Dataset rows describing interfaces
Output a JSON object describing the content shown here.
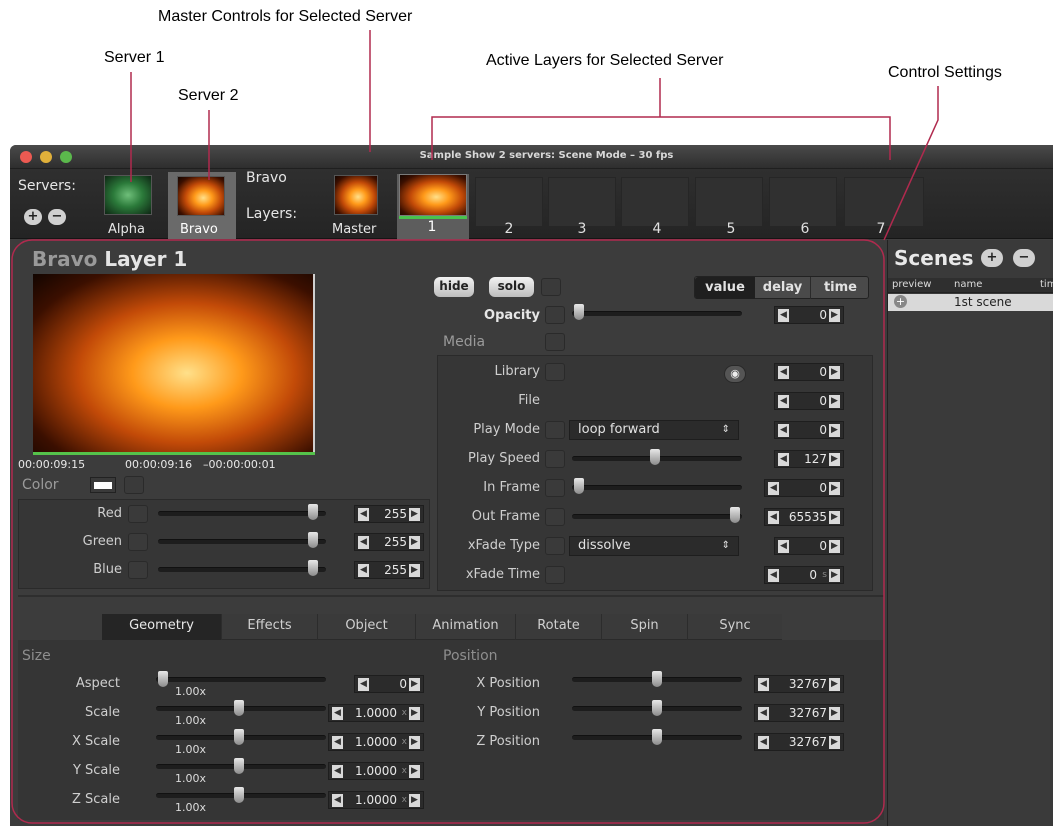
{
  "annotations": {
    "master": "Master Controls for Selected Server",
    "server1": "Server 1",
    "server2": "Server 2",
    "active": "Active Layers for Selected Server",
    "control": "Control Settings"
  },
  "window": {
    "title": "Sample Show 2 servers: Scene Mode – 30 fps"
  },
  "toolbar": {
    "servers_label": "Servers:",
    "servers": [
      "Alpha",
      "Bravo"
    ],
    "current_server": "Bravo",
    "layers_label": "Layers:",
    "master_label": "Master",
    "layer_numbers": [
      "1",
      "2",
      "3",
      "4",
      "5",
      "6",
      "7"
    ]
  },
  "panel": {
    "title_server": "Bravo",
    "title_layer": "Layer 1",
    "timecode": {
      "start": "00:00:09:15",
      "current": "00:00:09:16",
      "remaining": "–00:00:00:01"
    },
    "color_label": "Color",
    "hide": "hide",
    "solo": "solo",
    "modes": [
      "value",
      "delay",
      "time"
    ],
    "opacity": {
      "label": "Opacity",
      "value": "0"
    },
    "media_label": "Media",
    "colors": [
      {
        "label": "Red",
        "value": "255"
      },
      {
        "label": "Green",
        "value": "255"
      },
      {
        "label": "Blue",
        "value": "255"
      }
    ],
    "media": [
      {
        "label": "Library",
        "value": "0"
      },
      {
        "label": "File",
        "value": "0"
      },
      {
        "label": "Play Mode",
        "value": "0",
        "select": "loop forward"
      },
      {
        "label": "Play Speed",
        "value": "127"
      },
      {
        "label": "In Frame",
        "value": "0"
      },
      {
        "label": "Out Frame",
        "value": "65535"
      },
      {
        "label": "xFade Type",
        "value": "0",
        "select": "dissolve"
      },
      {
        "label": "xFade Time",
        "value": "0",
        "unit": "s"
      }
    ],
    "tabs": [
      "Geometry",
      "Effects",
      "Object",
      "Animation",
      "Rotate",
      "Spin",
      "Sync"
    ],
    "size_label": "Size",
    "position_label": "Position",
    "size": [
      {
        "label": "Aspect",
        "value": "0",
        "sub": "1.00x"
      },
      {
        "label": "Scale",
        "value": "1.0000",
        "unit": "x",
        "sub": "1.00x"
      },
      {
        "label": "X Scale",
        "value": "1.0000",
        "unit": "x",
        "sub": "1.00x"
      },
      {
        "label": "Y Scale",
        "value": "1.0000",
        "unit": "x",
        "sub": "1.00x"
      },
      {
        "label": "Z Scale",
        "value": "1.0000",
        "unit": "x",
        "sub": "1.00x"
      }
    ],
    "position": [
      {
        "label": "X Position",
        "value": "32767"
      },
      {
        "label": "Y Position",
        "value": "32767"
      },
      {
        "label": "Z Position",
        "value": "32767"
      }
    ]
  },
  "scenes": {
    "title": "Scenes",
    "columns": [
      "preview",
      "name",
      "tim"
    ],
    "items": [
      {
        "name": "1st scene"
      }
    ]
  }
}
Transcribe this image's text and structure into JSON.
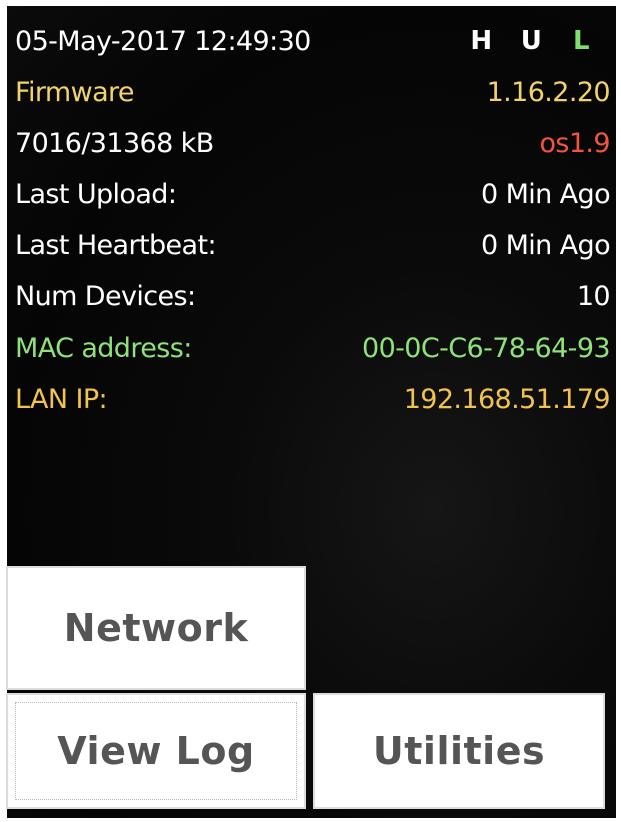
{
  "status": {
    "datetime": "05-May-2017 12:49:30",
    "indicators": [
      {
        "label": "H",
        "color": "#ffffff"
      },
      {
        "label": "U",
        "color": "#ffffff"
      },
      {
        "label": "L",
        "color": "#7ee06a"
      }
    ]
  },
  "info": {
    "firmware": {
      "label": "Firmware",
      "value": "1.16.2.20",
      "label_color": "#f2d36b",
      "value_color": "#f2d36b"
    },
    "memory": {
      "label": "7016/31368 kB",
      "value": "os1.9",
      "label_color": "#ffffff",
      "value_color": "#f0553e"
    },
    "last_upload": {
      "label": "Last Upload:",
      "value": "0 Min Ago",
      "label_color": "#ffffff",
      "value_color": "#ffffff"
    },
    "last_heartbeat": {
      "label": "Last Heartbeat:",
      "value": "0 Min Ago",
      "label_color": "#ffffff",
      "value_color": "#ffffff"
    },
    "num_devices": {
      "label": "Num Devices:",
      "value": "10",
      "label_color": "#ffffff",
      "value_color": "#ffffff"
    },
    "mac_address": {
      "label": "MAC address:",
      "value": "00-0C-C6-78-64-93",
      "label_color": "#8fe27a",
      "value_color": "#8fe27a"
    },
    "lan_ip": {
      "label": "LAN IP:",
      "value": "192.168.51.179",
      "label_color": "#f2c24e",
      "value_color": "#f2c24e"
    }
  },
  "buttons": {
    "network": "Network",
    "view_log": "View Log",
    "utilities": "Utilities"
  }
}
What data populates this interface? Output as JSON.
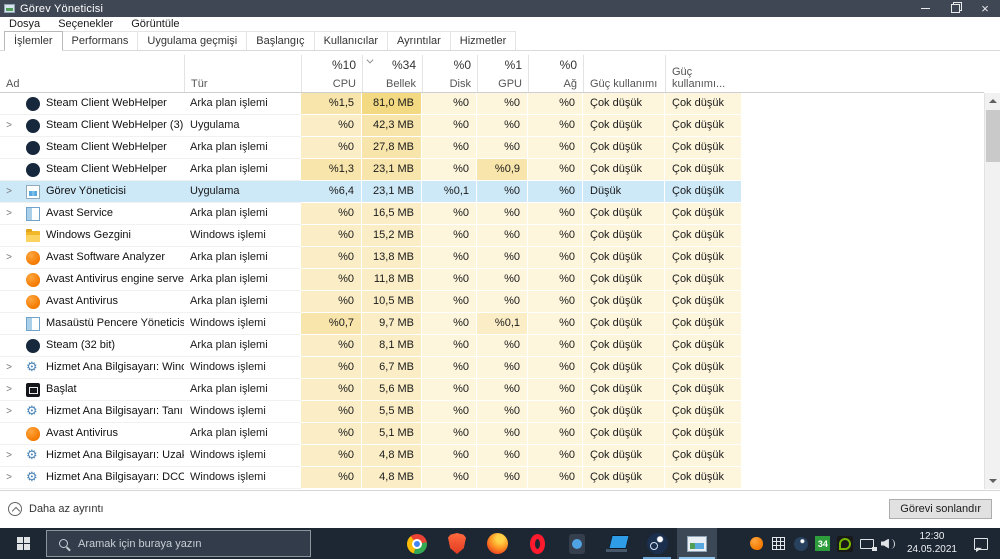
{
  "window": {
    "title": "Görev Yöneticisi",
    "menu": [
      "Dosya",
      "Seçenekler",
      "Görüntüle"
    ],
    "tabs": [
      "İşlemler",
      "Performans",
      "Uygulama geçmişi",
      "Başlangıç",
      "Kullanıcılar",
      "Ayrıntılar",
      "Hizmetler"
    ],
    "active_tab": "İşlemler",
    "controls": [
      "minimize",
      "maximize",
      "close"
    ]
  },
  "columns": [
    {
      "id": "ad",
      "label": "Ad",
      "value": "",
      "numeric": false,
      "sorted": false
    },
    {
      "id": "tur",
      "label": "Tür",
      "value": "",
      "numeric": false,
      "sorted": false
    },
    {
      "id": "cpu",
      "label": "CPU",
      "value": "%10",
      "numeric": true,
      "sorted": false
    },
    {
      "id": "mem",
      "label": "Bellek",
      "value": "%34",
      "numeric": true,
      "sorted": true
    },
    {
      "id": "disk",
      "label": "Disk",
      "value": "%0",
      "numeric": true,
      "sorted": false
    },
    {
      "id": "gpu",
      "label": "GPU",
      "value": "%1",
      "numeric": true,
      "sorted": false
    },
    {
      "id": "net",
      "label": "Ağ",
      "value": "%0",
      "numeric": true,
      "sorted": false
    },
    {
      "id": "power",
      "label": "Güç kullanımı",
      "value": "",
      "numeric": false,
      "sorted": false
    },
    {
      "id": "ptrend",
      "label": "Güç kullanımı...",
      "value": "",
      "numeric": false,
      "sorted": false
    }
  ],
  "rows": [
    {
      "name": "Steam Client WebHelper",
      "icon": "steam",
      "chevron": false,
      "type": "Arka plan işlemi",
      "cpu": "%1,5",
      "mem": "81,0 MB",
      "disk": "%0",
      "gpu": "%0",
      "net": "%0",
      "power": "Çok düşük",
      "ptrend": "Çok düşük",
      "selected": false,
      "heat": {
        "cpu": 2,
        "mem": 3,
        "disk": 0,
        "gpu": 0,
        "net": 0
      }
    },
    {
      "name": "Steam Client WebHelper (3)",
      "icon": "steam",
      "chevron": true,
      "type": "Uygulama",
      "cpu": "%0",
      "mem": "42,3 MB",
      "disk": "%0",
      "gpu": "%0",
      "net": "%0",
      "power": "Çok düşük",
      "ptrend": "Çok düşük",
      "selected": false,
      "heat": {
        "cpu": 1,
        "mem": 2,
        "disk": 0,
        "gpu": 0,
        "net": 0
      }
    },
    {
      "name": "Steam Client WebHelper",
      "icon": "steam",
      "chevron": false,
      "type": "Arka plan işlemi",
      "cpu": "%0",
      "mem": "27,8 MB",
      "disk": "%0",
      "gpu": "%0",
      "net": "%0",
      "power": "Çok düşük",
      "ptrend": "Çok düşük",
      "selected": false,
      "heat": {
        "cpu": 1,
        "mem": 2,
        "disk": 0,
        "gpu": 0,
        "net": 0
      }
    },
    {
      "name": "Steam Client WebHelper",
      "icon": "steam",
      "chevron": false,
      "type": "Arka plan işlemi",
      "cpu": "%1,3",
      "mem": "23,1 MB",
      "disk": "%0",
      "gpu": "%0,9",
      "net": "%0",
      "power": "Çok düşük",
      "ptrend": "Çok düşük",
      "selected": false,
      "heat": {
        "cpu": 2,
        "mem": 2,
        "disk": 0,
        "gpu": 2,
        "net": 0
      }
    },
    {
      "name": "Görev Yöneticisi",
      "icon": "taskmgr",
      "chevron": true,
      "type": "Uygulama",
      "cpu": "%6,4",
      "mem": "23,1 MB",
      "disk": "%0,1",
      "gpu": "%0",
      "net": "%0",
      "power": "Düşük",
      "ptrend": "Çok düşük",
      "selected": true,
      "heat": {
        "cpu": 3,
        "mem": 2,
        "disk": 1,
        "gpu": 0,
        "net": 0
      }
    },
    {
      "name": "Avast Service",
      "icon": "winapp",
      "chevron": true,
      "type": "Arka plan işlemi",
      "cpu": "%0",
      "mem": "16,5 MB",
      "disk": "%0",
      "gpu": "%0",
      "net": "%0",
      "power": "Çok düşük",
      "ptrend": "Çok düşük",
      "selected": false,
      "heat": {
        "cpu": 1,
        "mem": 1,
        "disk": 0,
        "gpu": 0,
        "net": 0
      }
    },
    {
      "name": "Windows Gezgini",
      "icon": "folder",
      "chevron": false,
      "type": "Windows işlemi",
      "cpu": "%0",
      "mem": "15,2 MB",
      "disk": "%0",
      "gpu": "%0",
      "net": "%0",
      "power": "Çok düşük",
      "ptrend": "Çok düşük",
      "selected": false,
      "heat": {
        "cpu": 1,
        "mem": 1,
        "disk": 0,
        "gpu": 0,
        "net": 0
      }
    },
    {
      "name": "Avast Software Analyzer",
      "icon": "avast",
      "chevron": true,
      "type": "Arka plan işlemi",
      "cpu": "%0",
      "mem": "13,8 MB",
      "disk": "%0",
      "gpu": "%0",
      "net": "%0",
      "power": "Çok düşük",
      "ptrend": "Çok düşük",
      "selected": false,
      "heat": {
        "cpu": 1,
        "mem": 1,
        "disk": 0,
        "gpu": 0,
        "net": 0
      }
    },
    {
      "name": "Avast Antivirus engine server",
      "icon": "avast",
      "chevron": false,
      "type": "Arka plan işlemi",
      "cpu": "%0",
      "mem": "11,8 MB",
      "disk": "%0",
      "gpu": "%0",
      "net": "%0",
      "power": "Çok düşük",
      "ptrend": "Çok düşük",
      "selected": false,
      "heat": {
        "cpu": 1,
        "mem": 1,
        "disk": 0,
        "gpu": 0,
        "net": 0
      }
    },
    {
      "name": "Avast Antivirus",
      "icon": "avast",
      "chevron": false,
      "type": "Arka plan işlemi",
      "cpu": "%0",
      "mem": "10,5 MB",
      "disk": "%0",
      "gpu": "%0",
      "net": "%0",
      "power": "Çok düşük",
      "ptrend": "Çok düşük",
      "selected": false,
      "heat": {
        "cpu": 1,
        "mem": 1,
        "disk": 0,
        "gpu": 0,
        "net": 0
      }
    },
    {
      "name": "Masaüstü Pencere Yöneticisi",
      "icon": "winapp",
      "chevron": false,
      "type": "Windows işlemi",
      "cpu": "%0,7",
      "mem": "9,7 MB",
      "disk": "%0",
      "gpu": "%0,1",
      "net": "%0",
      "power": "Çok düşük",
      "ptrend": "Çok düşük",
      "selected": false,
      "heat": {
        "cpu": 2,
        "mem": 1,
        "disk": 0,
        "gpu": 1,
        "net": 0
      }
    },
    {
      "name": "Steam (32 bit)",
      "icon": "steam",
      "chevron": false,
      "type": "Arka plan işlemi",
      "cpu": "%0",
      "mem": "8,1 MB",
      "disk": "%0",
      "gpu": "%0",
      "net": "%0",
      "power": "Çok düşük",
      "ptrend": "Çok düşük",
      "selected": false,
      "heat": {
        "cpu": 1,
        "mem": 1,
        "disk": 0,
        "gpu": 0,
        "net": 0
      }
    },
    {
      "name": "Hizmet Ana Bilgisayarı: Window...",
      "icon": "gear",
      "chevron": true,
      "type": "Windows işlemi",
      "cpu": "%0",
      "mem": "6,7 MB",
      "disk": "%0",
      "gpu": "%0",
      "net": "%0",
      "power": "Çok düşük",
      "ptrend": "Çok düşük",
      "selected": false,
      "heat": {
        "cpu": 1,
        "mem": 1,
        "disk": 0,
        "gpu": 0,
        "net": 0
      }
    },
    {
      "name": "Başlat",
      "icon": "start",
      "chevron": true,
      "type": "Arka plan işlemi",
      "cpu": "%0",
      "mem": "5,6 MB",
      "disk": "%0",
      "gpu": "%0",
      "net": "%0",
      "power": "Çok düşük",
      "ptrend": "Çok düşük",
      "selected": false,
      "heat": {
        "cpu": 1,
        "mem": 1,
        "disk": 0,
        "gpu": 0,
        "net": 0
      }
    },
    {
      "name": "Hizmet Ana Bilgisayarı: Tanı İlke...",
      "icon": "gear",
      "chevron": true,
      "type": "Windows işlemi",
      "cpu": "%0",
      "mem": "5,5 MB",
      "disk": "%0",
      "gpu": "%0",
      "net": "%0",
      "power": "Çok düşük",
      "ptrend": "Çok düşük",
      "selected": false,
      "heat": {
        "cpu": 1,
        "mem": 1,
        "disk": 0,
        "gpu": 0,
        "net": 0
      }
    },
    {
      "name": "Avast Antivirus",
      "icon": "avast",
      "chevron": false,
      "type": "Arka plan işlemi",
      "cpu": "%0",
      "mem": "5,1 MB",
      "disk": "%0",
      "gpu": "%0",
      "net": "%0",
      "power": "Çok düşük",
      "ptrend": "Çok düşük",
      "selected": false,
      "heat": {
        "cpu": 1,
        "mem": 1,
        "disk": 0,
        "gpu": 0,
        "net": 0
      }
    },
    {
      "name": "Hizmet Ana Bilgisayarı: Uzaktan ...",
      "icon": "gear",
      "chevron": true,
      "type": "Windows işlemi",
      "cpu": "%0",
      "mem": "4,8 MB",
      "disk": "%0",
      "gpu": "%0",
      "net": "%0",
      "power": "Çok düşük",
      "ptrend": "Çok düşük",
      "selected": false,
      "heat": {
        "cpu": 1,
        "mem": 1,
        "disk": 0,
        "gpu": 0,
        "net": 0
      }
    },
    {
      "name": "Hizmet Ana Bilgisayarı: DCOM S...",
      "icon": "gear",
      "chevron": true,
      "type": "Windows işlemi",
      "cpu": "%0",
      "mem": "4,8 MB",
      "disk": "%0",
      "gpu": "%0",
      "net": "%0",
      "power": "Çok düşük",
      "ptrend": "Çok düşük",
      "selected": false,
      "heat": {
        "cpu": 1,
        "mem": 1,
        "disk": 0,
        "gpu": 0,
        "net": 0
      }
    }
  ],
  "footer": {
    "less_details": "Daha az ayrıntı",
    "end_task": "Görevi sonlandır"
  },
  "taskbar": {
    "search_placeholder": "Aramak için buraya yazın",
    "apps": [
      {
        "id": "chrome",
        "state": ""
      },
      {
        "id": "brave",
        "state": ""
      },
      {
        "id": "firefox",
        "state": ""
      },
      {
        "id": "opera",
        "state": ""
      },
      {
        "id": "genericapp",
        "state": ""
      },
      {
        "id": "laptop",
        "state": ""
      },
      {
        "id": "steam",
        "state": "running"
      },
      {
        "id": "taskmgr",
        "state": "active running"
      }
    ],
    "tray": [
      "avast",
      "grid",
      "steam",
      "temp",
      "nvidia",
      "display",
      "volume"
    ],
    "temp_badge": "34",
    "clock": {
      "time": "12:30",
      "date": "24.05.2021"
    }
  },
  "colors": {
    "selection": "#cde8f7",
    "heat": [
      "#fdf5dc",
      "#fbeec7",
      "#f8e5ab",
      "#f3d981"
    ],
    "titlebar": "#404754",
    "taskbar": "#1d2633"
  }
}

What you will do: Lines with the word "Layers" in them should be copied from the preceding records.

Solution:
    "active": "Active Layers for Selected Server",
    "layers_label": "Layers:",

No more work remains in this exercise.